**Data provided:**
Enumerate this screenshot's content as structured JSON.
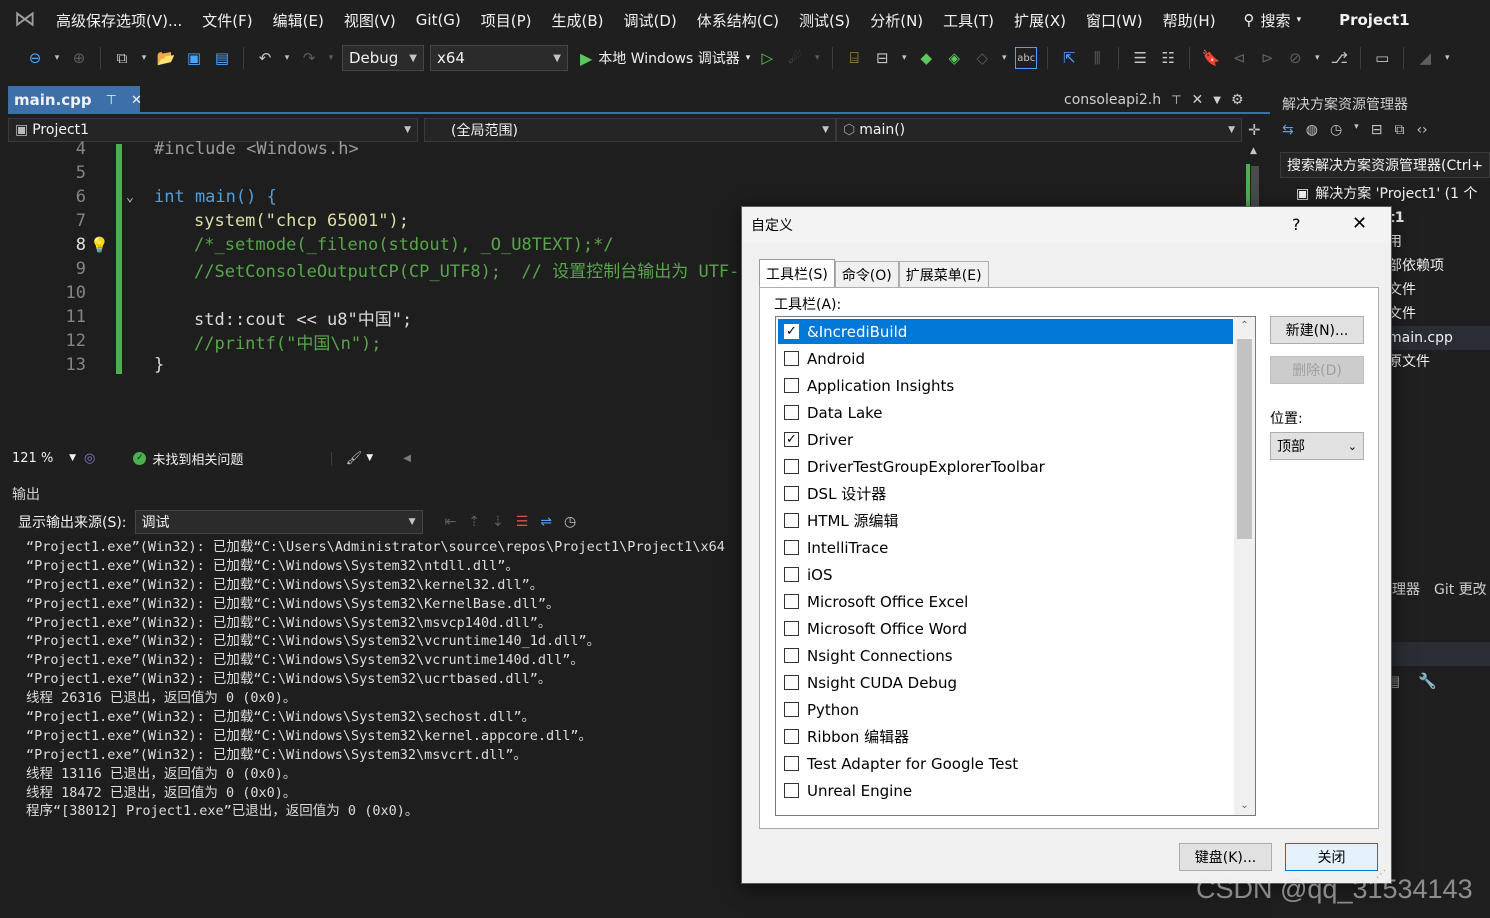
{
  "menu": {
    "items": [
      "高级保存选项(V)...",
      "文件(F)",
      "编辑(E)",
      "视图(V)",
      "Git(G)",
      "项目(P)",
      "生成(B)",
      "调试(D)",
      "体系结构(C)",
      "测试(S)",
      "分析(N)",
      "工具(T)",
      "扩展(X)",
      "窗口(W)",
      "帮助(H)"
    ],
    "search_label": "搜索",
    "project_name": "Project1"
  },
  "toolbar": {
    "config": "Debug",
    "platform": "x64",
    "run_label": "本地 Windows 调试器"
  },
  "editor": {
    "active_tab": "main.cpp",
    "other_tab": "consoleapi2.h",
    "nav_project": "Project1",
    "nav_scope": "(全局范围)",
    "nav_member": "main()",
    "lines": [
      {
        "n": "4",
        "text": "#include <Windows.h>"
      },
      {
        "n": "5",
        "text": ""
      },
      {
        "n": "6",
        "text": "int main() {"
      },
      {
        "n": "7",
        "text": "system(\"chcp 65001\");"
      },
      {
        "n": "8",
        "text": "/*_setmode(_fileno(stdout), _O_U8TEXT);*/"
      },
      {
        "n": "9",
        "text": "//SetConsoleOutputCP(CP_UTF8);  // 设置控制台输出为 UTF-"
      },
      {
        "n": "10",
        "text": ""
      },
      {
        "n": "11",
        "text": "std::cout << u8\"中国\";"
      },
      {
        "n": "12",
        "text": "//printf(\"中国\\n\");"
      },
      {
        "n": "13",
        "text": "}"
      }
    ],
    "zoom": "121 %",
    "issues": "未找到相关问题"
  },
  "output": {
    "title": "输出",
    "source_label": "显示输出来源(S):",
    "source_value": "调试",
    "lines": [
      "“Project1.exe”(Win32): 已加载“C:\\Users\\Administrator\\source\\repos\\Project1\\Project1\\x64",
      "“Project1.exe”(Win32): 已加载“C:\\Windows\\System32\\ntdll.dll”。",
      "“Project1.exe”(Win32): 已加载“C:\\Windows\\System32\\kernel32.dll”。",
      "“Project1.exe”(Win32): 已加载“C:\\Windows\\System32\\KernelBase.dll”。",
      "“Project1.exe”(Win32): 已加载“C:\\Windows\\System32\\msvcp140d.dll”。",
      "“Project1.exe”(Win32): 已加载“C:\\Windows\\System32\\vcruntime140_1d.dll”。",
      "“Project1.exe”(Win32): 已加载“C:\\Windows\\System32\\vcruntime140d.dll”。",
      "“Project1.exe”(Win32): 已加载“C:\\Windows\\System32\\ucrtbased.dll”。",
      "线程 26316 已退出，返回值为 0 (0x0)。",
      "“Project1.exe”(Win32): 已加载“C:\\Windows\\System32\\sechost.dll”。",
      "“Project1.exe”(Win32): 已加载“C:\\Windows\\System32\\kernel.appcore.dll”。",
      "“Project1.exe”(Win32): 已加载“C:\\Windows\\System32\\msvcrt.dll”。",
      "线程 13116 已退出，返回值为 0 (0x0)。",
      "线程 18472 已退出，返回值为 0 (0x0)。",
      "程序“[38012] Project1.exe”已退出，返回值为 0 (0x0)。"
    ]
  },
  "solution": {
    "title": "解决方案资源管理器",
    "search_text": "搜索解决方案资源管理器(Ctrl+",
    "tree": [
      "解决方案 'Project1' (1 个",
      "t1",
      "用",
      "部依赖项",
      "文件",
      "文件",
      "main.cpp",
      "原文件"
    ],
    "bottom_tabs": [
      "理器",
      "Git 更改"
    ]
  },
  "dialog": {
    "title": "自定义",
    "help": "?",
    "tabs": [
      "工具栏(S)",
      "命令(O)",
      "扩展菜单(E)"
    ],
    "list_label": "工具栏(A):",
    "items": [
      {
        "label": "&IncrediBuild",
        "checked": true,
        "selected": true
      },
      {
        "label": "Android",
        "checked": false
      },
      {
        "label": "Application Insights",
        "checked": false
      },
      {
        "label": "Data Lake",
        "checked": false
      },
      {
        "label": "Driver",
        "checked": true
      },
      {
        "label": "DriverTestGroupExplorerToolbar",
        "checked": false
      },
      {
        "label": "DSL 设计器",
        "checked": false
      },
      {
        "label": "HTML 源编辑",
        "checked": false
      },
      {
        "label": "IntelliTrace",
        "checked": false
      },
      {
        "label": "iOS",
        "checked": false
      },
      {
        "label": "Microsoft Office Excel",
        "checked": false
      },
      {
        "label": "Microsoft Office Word",
        "checked": false
      },
      {
        "label": "Nsight Connections",
        "checked": false
      },
      {
        "label": "Nsight CUDA Debug",
        "checked": false
      },
      {
        "label": "Python",
        "checked": false
      },
      {
        "label": "Ribbon 编辑器",
        "checked": false
      },
      {
        "label": "Test Adapter for Google Test",
        "checked": false
      },
      {
        "label": "Unreal Engine",
        "checked": false
      }
    ],
    "new_button": "新建(N)...",
    "delete_button": "删除(D)",
    "position_label": "位置:",
    "position_value": "顶部",
    "keyboard_button": "键盘(K)...",
    "close_button": "关闭"
  },
  "watermark": "CSDN @qq_31534143"
}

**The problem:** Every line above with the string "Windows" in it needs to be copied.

**Exercise response:**
    "run_label": "本地 Windows 调试器"
        "text": "#include <Windows.h>"
      "“Project1.exe”(Win32): 已加载“C:\\Windows\\System32\\ntdll.dll”。",
      "“Project1.exe”(Win32): 已加载“C:\\Windows\\System32\\kernel32.dll”。",
      "“Project1.exe”(Win32): 已加载“C:\\Windows\\System32\\KernelBase.dll”。",
      "“Project1.exe”(Win32): 已加载“C:\\Windows\\System32\\msvcp140d.dll”。",
      "“Project1.exe”(Win32): 已加载“C:\\Windows\\System32\\vcruntime140_1d.dll”。",
      "“Project1.exe”(Win32): 已加载“C:\\Windows\\System32\\vcruntime140d.dll”。",
      "“Project1.exe”(Win32): 已加载“C:\\Windows\\System32\\ucrtbased.dll”。",
      "“Project1.exe”(Win32): 已加载“C:\\Windows\\System32\\sechost.dll”。",
      "“Project1.exe”(Win32): 已加载“C:\\Windows\\System32\\kernel.appcore.dll”。",
      "“Project1.exe”(Win32): 已加载“C:\\Windows\\System32\\msvcrt.dll”。",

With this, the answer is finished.